You may want to donate a copy to your local library, or libraries local to the subject family. Your book will become much better known if researchers who travel to the localities where your family lived are able to consult your book. Be sure to include contact information in the book, if you want to continue to sell copies!

I haven't written my first book yet. This collection of ideas has come from my history as the newsletter editor of my local genealogy society, The South King County Genealogy Society, as well as speeches and workshops I've attended, and good genealogy books published by fellow researchers. As I refine my ideas, this post will be updated.

As always, comments and suggestions are welcome.

When you put your hand to the plow, you can't put it down until you get to the end of the row. - Alice Paul, 1885-1977, US lawyer; founded the World Woman's Party, 1913; author of proposed Equal Rights Amendment to the US Constitution

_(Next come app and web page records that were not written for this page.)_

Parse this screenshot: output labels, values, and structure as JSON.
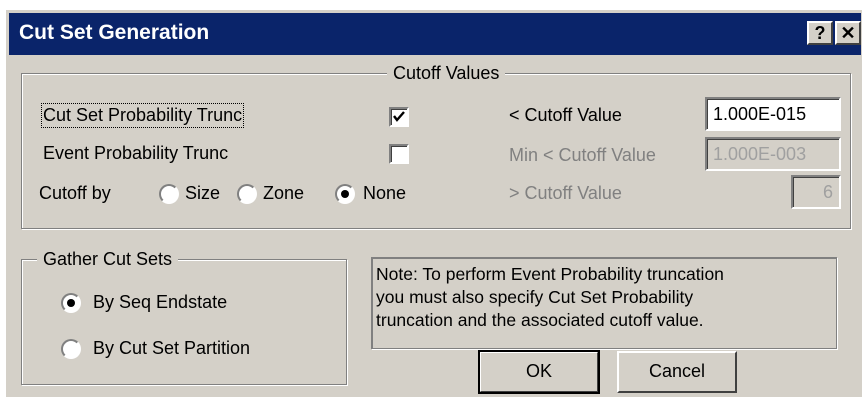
{
  "window": {
    "title": "Cut Set Generation",
    "help_button": "?",
    "close_button": "✕"
  },
  "cutoff_group": {
    "legend": "Cutoff Values",
    "cutset_prob_trunc": {
      "label": "Cut Set Probability Trunc",
      "checked": true
    },
    "event_prob_trunc": {
      "label": "Event Probability Trunc",
      "checked": false
    },
    "cutoff_by": {
      "label": "Cutoff by",
      "options": [
        {
          "label": "Size",
          "selected": false
        },
        {
          "label": "Zone",
          "selected": false
        },
        {
          "label": "None",
          "selected": true
        }
      ]
    },
    "less_cutoff": {
      "label": "< Cutoff Value",
      "value": "1.000E-015"
    },
    "min_less_cutoff": {
      "label": "Min < Cutoff Value",
      "value": "1.000E-003"
    },
    "greater_cutoff": {
      "label": "> Cutoff Value",
      "value": "6"
    }
  },
  "gather_group": {
    "legend": "Gather Cut Sets",
    "options": [
      {
        "label": "By Seq Endstate",
        "selected": true
      },
      {
        "label": "By Cut Set Partition",
        "selected": false
      }
    ]
  },
  "note": {
    "lines": [
      "Note: To perform Event Probability truncation",
      "you must also specify Cut Set Probability",
      "truncation and the associated cutoff value."
    ]
  },
  "buttons": {
    "ok": "OK",
    "cancel": "Cancel"
  }
}
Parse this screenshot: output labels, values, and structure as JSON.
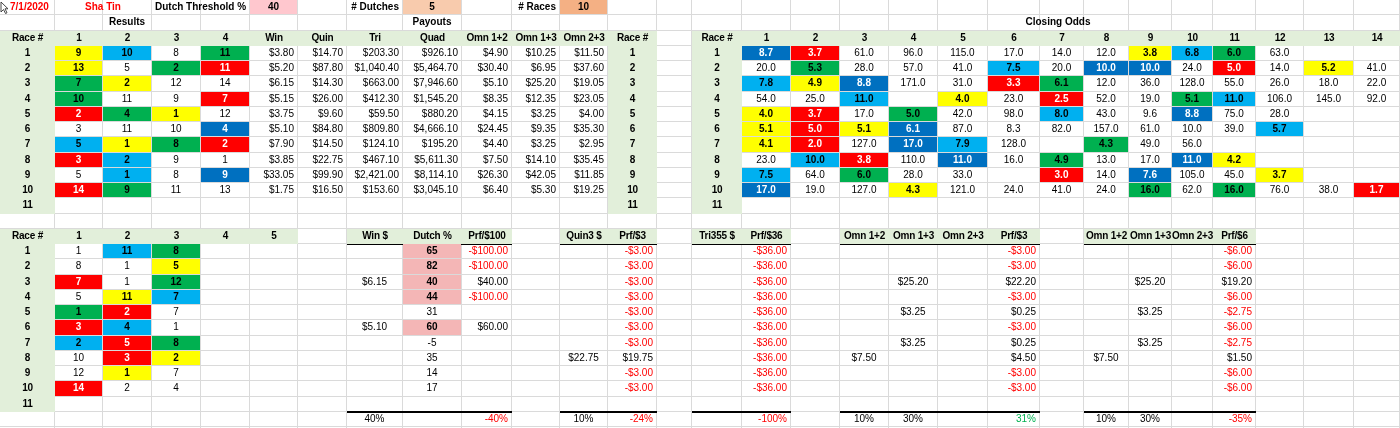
{
  "sheet": {
    "date": "7/1/2020",
    "track": "Sha Tin",
    "settings": [
      {
        "label": "Dutch Threshold %",
        "value": "40",
        "color": "#ffc7ce"
      },
      {
        "label": "# Dutches",
        "value": "5",
        "color": "#f8cbad"
      },
      {
        "label": "# Races",
        "value": "10",
        "color": "#f4b084"
      }
    ]
  },
  "results": {
    "title": "Results",
    "header": [
      "Race #",
      "1",
      "2",
      "3",
      "4"
    ],
    "races": [
      "1",
      "2",
      "3",
      "4",
      "5",
      "6",
      "7",
      "8",
      "9",
      "10",
      "11"
    ],
    "rows": [
      [
        {
          "text": "9",
          "color": "#ffff00"
        },
        {
          "text": "10",
          "color": "#00b0f0"
        },
        "8",
        {
          "text": "11",
          "color": "#00b050"
        }
      ],
      [
        {
          "text": "13",
          "color": "#ffff00"
        },
        "5",
        {
          "text": "2",
          "color": "#00b050"
        },
        {
          "text": "11",
          "color": "#ff0000"
        }
      ],
      [
        {
          "text": "7",
          "color": "#00b050"
        },
        {
          "text": "2",
          "color": "#ffff00"
        },
        "12",
        "14"
      ],
      [
        {
          "text": "10",
          "color": "#00b050"
        },
        "11",
        "9",
        {
          "text": "7",
          "color": "#ff0000"
        }
      ],
      [
        {
          "text": "2",
          "color": "#ff0000"
        },
        {
          "text": "4",
          "color": "#00b050"
        },
        {
          "text": "1",
          "color": "#ffff00"
        },
        "12"
      ],
      [
        "3",
        "11",
        "10",
        {
          "text": "4",
          "color": "#0070c0"
        }
      ],
      [
        {
          "text": "5",
          "color": "#00b0f0"
        },
        {
          "text": "1",
          "color": "#ffff00"
        },
        {
          "text": "8",
          "color": "#00b050"
        },
        {
          "text": "2",
          "color": "#ff0000"
        }
      ],
      [
        {
          "text": "3",
          "color": "#ff0000"
        },
        {
          "text": "2",
          "color": "#00b0f0"
        },
        "9",
        "1"
      ],
      [
        "5",
        {
          "text": "1",
          "color": "#00b0f0"
        },
        "8",
        {
          "text": "9",
          "color": "#0070c0"
        }
      ],
      [
        {
          "text": "14",
          "color": "#ff0000"
        },
        {
          "text": "9",
          "color": "#00b050"
        },
        "11",
        "13"
      ]
    ]
  },
  "payouts": {
    "title": "Payouts",
    "header": [
      "Win",
      "Quin",
      "Tri",
      "Quad",
      "Omn 1+2",
      "Omn 1+3",
      "Omn 2+3"
    ],
    "race_header": "Race #",
    "races": [
      "1",
      "2",
      "3",
      "4",
      "5",
      "6",
      "7",
      "8",
      "9",
      "10",
      "11"
    ],
    "rows": [
      [
        "$3.80",
        "$14.70",
        "$203.30",
        "$926.10",
        "$4.90",
        "$10.25",
        "$11.50"
      ],
      [
        "$5.20",
        "$87.80",
        "$1,040.40",
        "$5,464.70",
        "$30.40",
        "$6.95",
        "$37.60"
      ],
      [
        "$6.15",
        "$14.30",
        "$663.00",
        "$7,946.60",
        "$5.10",
        "$25.20",
        "$19.05"
      ],
      [
        "$5.15",
        "$26.00",
        "$412.30",
        "$1,545.20",
        "$8.35",
        "$12.35",
        "$23.05"
      ],
      [
        "$3.75",
        "$9.60",
        "$59.50",
        "$880.20",
        "$4.15",
        "$3.25",
        "$4.00"
      ],
      [
        "$5.10",
        "$84.80",
        "$809.80",
        "$4,666.10",
        "$24.45",
        "$9.35",
        "$35.30"
      ],
      [
        "$7.90",
        "$14.50",
        "$124.10",
        "$195.20",
        "$4.40",
        "$3.25",
        "$2.95"
      ],
      [
        "$3.85",
        "$22.75",
        "$467.10",
        "$5,611.30",
        "$7.50",
        "$14.10",
        "$35.45"
      ],
      [
        "$33.05",
        "$99.90",
        "$2,421.00",
        "$8,114.10",
        "$26.30",
        "$42.05",
        "$11.85"
      ],
      [
        "$1.75",
        "$16.50",
        "$153.60",
        "$3,045.10",
        "$6.40",
        "$5.30",
        "$19.25"
      ]
    ]
  },
  "closing_odds": {
    "title": "Closing Odds",
    "header": [
      "Race #",
      "1",
      "2",
      "3",
      "4",
      "5",
      "6",
      "7",
      "8",
      "9",
      "10",
      "11",
      "12",
      "13",
      "14"
    ],
    "races": [
      "1",
      "2",
      "3",
      "4",
      "5",
      "6",
      "7",
      "8",
      "9",
      "10",
      "11"
    ],
    "rows": [
      [
        {
          "text": "8.7",
          "color": "#0070c0"
        },
        {
          "text": "3.7",
          "color": "#ff0000"
        },
        "61.0",
        "96.0",
        "115.0",
        "17.0",
        "14.0",
        "12.0",
        {
          "text": "3.8",
          "color": "#ffff00"
        },
        {
          "text": "6.8",
          "color": "#00b0f0"
        },
        {
          "text": "6.0",
          "color": "#00b050"
        },
        "63.0",
        null,
        null
      ],
      [
        "20.0",
        {
          "text": "5.3",
          "color": "#00b050"
        },
        "28.0",
        "57.0",
        "41.0",
        {
          "text": "7.5",
          "color": "#00b0f0"
        },
        "20.0",
        {
          "text": "10.0",
          "color": "#0070c0"
        },
        {
          "text": "10.0",
          "color": "#0070c0"
        },
        "24.0",
        {
          "text": "5.0",
          "color": "#ff0000"
        },
        "14.0",
        {
          "text": "5.2",
          "color": "#ffff00"
        },
        "41.0"
      ],
      [
        {
          "text": "7.8",
          "color": "#00b0f0"
        },
        {
          "text": "4.9",
          "color": "#ffff00"
        },
        {
          "text": "8.8",
          "color": "#0070c0"
        },
        "171.0",
        "31.0",
        {
          "text": "3.3",
          "color": "#ff0000"
        },
        {
          "text": "6.1",
          "color": "#00b050"
        },
        "12.0",
        "36.0",
        "128.0",
        "55.0",
        "26.0",
        "18.0",
        "22.0"
      ],
      [
        "54.0",
        "25.0",
        {
          "text": "11.0",
          "color": "#00b0f0"
        },
        null,
        {
          "text": "4.0",
          "color": "#ffff00"
        },
        "23.0",
        {
          "text": "2.5",
          "color": "#ff0000"
        },
        "52.0",
        "19.0",
        {
          "text": "5.1",
          "color": "#00b050"
        },
        {
          "text": "11.0",
          "color": "#00b0f0"
        },
        "106.0",
        "145.0",
        "92.0"
      ],
      [
        {
          "text": "4.0",
          "color": "#ffff00"
        },
        {
          "text": "3.7",
          "color": "#ff0000"
        },
        "17.0",
        {
          "text": "5.0",
          "color": "#00b050"
        },
        "42.0",
        "98.0",
        {
          "text": "8.0",
          "color": "#00b0f0"
        },
        "43.0",
        "9.6",
        {
          "text": "8.8",
          "color": "#0070c0"
        },
        "75.0",
        "28.0",
        null,
        null
      ],
      [
        {
          "text": "5.1",
          "color": "#ffff00"
        },
        {
          "text": "5.0",
          "color": "#ff0000"
        },
        {
          "text": "5.1",
          "color": "#ffff00"
        },
        {
          "text": "6.1",
          "color": "#0070c0"
        },
        "87.0",
        "8.3",
        "82.0",
        "157.0",
        "61.0",
        "10.0",
        "39.0",
        {
          "text": "5.7",
          "color": "#00b0f0"
        },
        null,
        null
      ],
      [
        {
          "text": "4.1",
          "color": "#ffff00"
        },
        {
          "text": "2.0",
          "color": "#ff0000"
        },
        "127.0",
        {
          "text": "17.0",
          "color": "#0070c0"
        },
        {
          "text": "7.9",
          "color": "#00b0f0"
        },
        "128.0",
        null,
        {
          "text": "4.3",
          "color": "#00b050"
        },
        "49.0",
        "56.0",
        null,
        null,
        null,
        null
      ],
      [
        "23.0",
        {
          "text": "10.0",
          "color": "#00b0f0"
        },
        {
          "text": "3.8",
          "color": "#ff0000"
        },
        "110.0",
        {
          "text": "11.0",
          "color": "#0070c0"
        },
        "16.0",
        {
          "text": "4.9",
          "color": "#00b050"
        },
        "13.0",
        "17.0",
        {
          "text": "11.0",
          "color": "#0070c0"
        },
        {
          "text": "4.2",
          "color": "#ffff00"
        },
        null,
        null,
        null
      ],
      [
        {
          "text": "7.5",
          "color": "#00b0f0"
        },
        "64.0",
        {
          "text": "6.0",
          "color": "#00b050"
        },
        "28.0",
        "33.0",
        null,
        {
          "text": "3.0",
          "color": "#ff0000"
        },
        "14.0",
        {
          "text": "7.6",
          "color": "#0070c0"
        },
        "105.0",
        "45.0",
        {
          "text": "3.7",
          "color": "#ffff00"
        },
        null,
        null
      ],
      [
        {
          "text": "17.0",
          "color": "#0070c0"
        },
        "19.0",
        "127.0",
        {
          "text": "4.3",
          "color": "#ffff00"
        },
        "121.0",
        "24.0",
        "41.0",
        "24.0",
        {
          "text": "16.0",
          "color": "#00b050"
        },
        "62.0",
        {
          "text": "16.0",
          "color": "#00b050"
        },
        "76.0",
        "38.0",
        {
          "text": "1.7",
          "color": "#ff0000"
        }
      ]
    ]
  },
  "picks": {
    "header": [
      "Race #",
      "1",
      "2",
      "3",
      "4",
      "5"
    ],
    "races": [
      "1",
      "2",
      "3",
      "4",
      "5",
      "6",
      "7",
      "8",
      "9",
      "10",
      "11"
    ],
    "rows": [
      [
        "1",
        {
          "text": "11",
          "color": "#00b0f0"
        },
        {
          "text": "8",
          "color": "#00b050"
        }
      ],
      [
        "8",
        "1",
        {
          "text": "5",
          "color": "#ffff00"
        }
      ],
      [
        {
          "text": "7",
          "color": "#ff0000"
        },
        "1",
        {
          "text": "12",
          "color": "#00b050"
        }
      ],
      [
        "5",
        {
          "text": "11",
          "color": "#ffff00"
        },
        {
          "text": "7",
          "color": "#00b0f0"
        }
      ],
      [
        {
          "text": "1",
          "color": "#00b050"
        },
        {
          "text": "2",
          "color": "#ff0000"
        },
        "7"
      ],
      [
        {
          "text": "3",
          "color": "#ff0000"
        },
        {
          "text": "4",
          "color": "#00b0f0"
        },
        "1"
      ],
      [
        {
          "text": "2",
          "color": "#00b0f0"
        },
        {
          "text": "5",
          "color": "#ff0000"
        },
        {
          "text": "8",
          "color": "#00b050"
        }
      ],
      [
        "10",
        {
          "text": "3",
          "color": "#ff0000"
        },
        {
          "text": "2",
          "color": "#ffff00"
        }
      ],
      [
        "12",
        {
          "text": "1",
          "color": "#ffff00"
        },
        "7"
      ],
      [
        {
          "text": "14",
          "color": "#ff0000"
        },
        "2",
        "4"
      ]
    ]
  },
  "bets": [
    {
      "header": [
        "Win $",
        "Dutch %",
        "Prf/$100"
      ],
      "rows": [
        [
          null,
          {
            "text": "65",
            "highlighted": true
          },
          {
            "text": "-$100.00",
            "loss": true
          }
        ],
        [
          null,
          {
            "text": "82",
            "highlighted": true
          },
          {
            "text": "-$100.00",
            "loss": true
          }
        ],
        [
          "$6.15",
          {
            "text": "40",
            "highlighted": true
          },
          {
            "text": "$40.00",
            "loss": false
          }
        ],
        [
          null,
          {
            "text": "44",
            "highlighted": true
          },
          {
            "text": "-$100.00",
            "loss": true
          }
        ],
        [
          null,
          {
            "text": "31",
            "highlighted": false
          },
          null
        ],
        [
          "$5.10",
          {
            "text": "60",
            "highlighted": true
          },
          {
            "text": "$60.00",
            "loss": false
          }
        ],
        [
          null,
          {
            "text": "-5",
            "highlighted": false
          },
          null
        ],
        [
          null,
          {
            "text": "35",
            "highlighted": false
          },
          null
        ],
        [
          null,
          {
            "text": "14",
            "highlighted": false
          },
          null
        ],
        [
          null,
          {
            "text": "17",
            "highlighted": false
          },
          null
        ]
      ],
      "totals": {
        "column_1": "40%",
        "column_3": {
          "text": "-40%",
          "loss": true
        }
      }
    },
    {
      "header": [
        "Quin3 $",
        "Prf/$3"
      ],
      "rows": [
        [
          null,
          {
            "text": "-$3.00",
            "loss": true
          }
        ],
        [
          null,
          {
            "text": "-$3.00",
            "loss": true
          }
        ],
        [
          null,
          {
            "text": "-$3.00",
            "loss": true
          }
        ],
        [
          null,
          {
            "text": "-$3.00",
            "loss": true
          }
        ],
        [
          null,
          {
            "text": "-$3.00",
            "loss": true
          }
        ],
        [
          null,
          {
            "text": "-$3.00",
            "loss": true
          }
        ],
        [
          null,
          {
            "text": "-$3.00",
            "loss": true
          }
        ],
        [
          "$22.75",
          {
            "text": "$19.75",
            "loss": false
          }
        ],
        [
          null,
          {
            "text": "-$3.00",
            "loss": true
          }
        ],
        [
          null,
          {
            "text": "-$3.00",
            "loss": true
          }
        ]
      ],
      "totals": {
        "column_1": "10%",
        "column_2": {
          "text": "-24%",
          "loss": true
        }
      }
    },
    {
      "header": [
        "Tri355 $",
        "Prf/$36"
      ],
      "rows": [
        [
          null,
          {
            "text": "-$36.00",
            "loss": true
          }
        ],
        [
          null,
          {
            "text": "-$36.00",
            "loss": true
          }
        ],
        [
          null,
          {
            "text": "-$36.00",
            "loss": true
          }
        ],
        [
          null,
          {
            "text": "-$36.00",
            "loss": true
          }
        ],
        [
          null,
          {
            "text": "-$36.00",
            "loss": true
          }
        ],
        [
          null,
          {
            "text": "-$36.00",
            "loss": true
          }
        ],
        [
          null,
          {
            "text": "-$36.00",
            "loss": true
          }
        ],
        [
          null,
          {
            "text": "-$36.00",
            "loss": true
          }
        ],
        [
          null,
          {
            "text": "-$36.00",
            "loss": true
          }
        ],
        [
          null,
          {
            "text": "-$36.00",
            "loss": true
          }
        ]
      ],
      "totals": {
        "column_2": {
          "text": "-100%",
          "loss": true
        }
      }
    },
    {
      "header": [
        "Omn 1+2",
        "Omn 1+3",
        "Omn 2+3",
        "Prf/$3"
      ],
      "rows": [
        [
          null,
          null,
          null,
          {
            "text": "-$3.00",
            "loss": true
          }
        ],
        [
          null,
          null,
          null,
          {
            "text": "-$3.00",
            "loss": true
          }
        ],
        [
          null,
          "$25.20",
          null,
          {
            "text": "$22.20",
            "loss": false
          }
        ],
        [
          null,
          null,
          null,
          {
            "text": "-$3.00",
            "loss": true
          }
        ],
        [
          null,
          "$3.25",
          null,
          {
            "text": "$0.25",
            "loss": false
          }
        ],
        [
          null,
          null,
          null,
          {
            "text": "-$3.00",
            "loss": true
          }
        ],
        [
          null,
          "$3.25",
          null,
          {
            "text": "$0.25",
            "loss": false
          }
        ],
        [
          "$7.50",
          null,
          null,
          {
            "text": "$4.50",
            "loss": false
          }
        ],
        [
          null,
          null,
          null,
          {
            "text": "-$3.00",
            "loss": true
          }
        ],
        [
          null,
          null,
          null,
          {
            "text": "-$3.00",
            "loss": true
          }
        ]
      ],
      "totals": {
        "column_1": "10%",
        "column_2": "30%",
        "column_4": {
          "text": "31%",
          "loss": false
        }
      }
    },
    {
      "header": [
        "Omn 1+2",
        "Omn 1+3",
        "Omn 2+3",
        "Prf/$6"
      ],
      "rows": [
        [
          null,
          null,
          null,
          {
            "text": "-$6.00",
            "loss": true
          }
        ],
        [
          null,
          null,
          null,
          {
            "text": "-$6.00",
            "loss": true
          }
        ],
        [
          null,
          "$25.20",
          null,
          {
            "text": "$19.20",
            "loss": false
          }
        ],
        [
          null,
          null,
          null,
          {
            "text": "-$6.00",
            "loss": true
          }
        ],
        [
          null,
          "$3.25",
          null,
          {
            "text": "-$2.75",
            "loss": true
          }
        ],
        [
          null,
          null,
          null,
          {
            "text": "-$6.00",
            "loss": true
          }
        ],
        [
          null,
          "$3.25",
          null,
          {
            "text": "-$2.75",
            "loss": true
          }
        ],
        [
          "$7.50",
          null,
          null,
          {
            "text": "$1.50",
            "loss": false
          }
        ],
        [
          null,
          null,
          null,
          {
            "text": "-$6.00",
            "loss": true
          }
        ],
        [
          null,
          null,
          null,
          {
            "text": "-$6.00",
            "loss": true
          }
        ]
      ],
      "totals": {
        "column_1": "10%",
        "column_2": "30%",
        "column_4": {
          "text": "-35%",
          "loss": true
        }
      }
    }
  ]
}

Saturday, August 07, 2004

The Future, as seen in the Past

Transportation Futuristics: http://www.lib.berkeley.edu/news_events/exhibits/futuristics/

Worth more than a glance; this is a great site! What happened to all that optimism?

There is no king who has not had a slave among his ancestors and no slave who has not had a king among his. - Helen Keller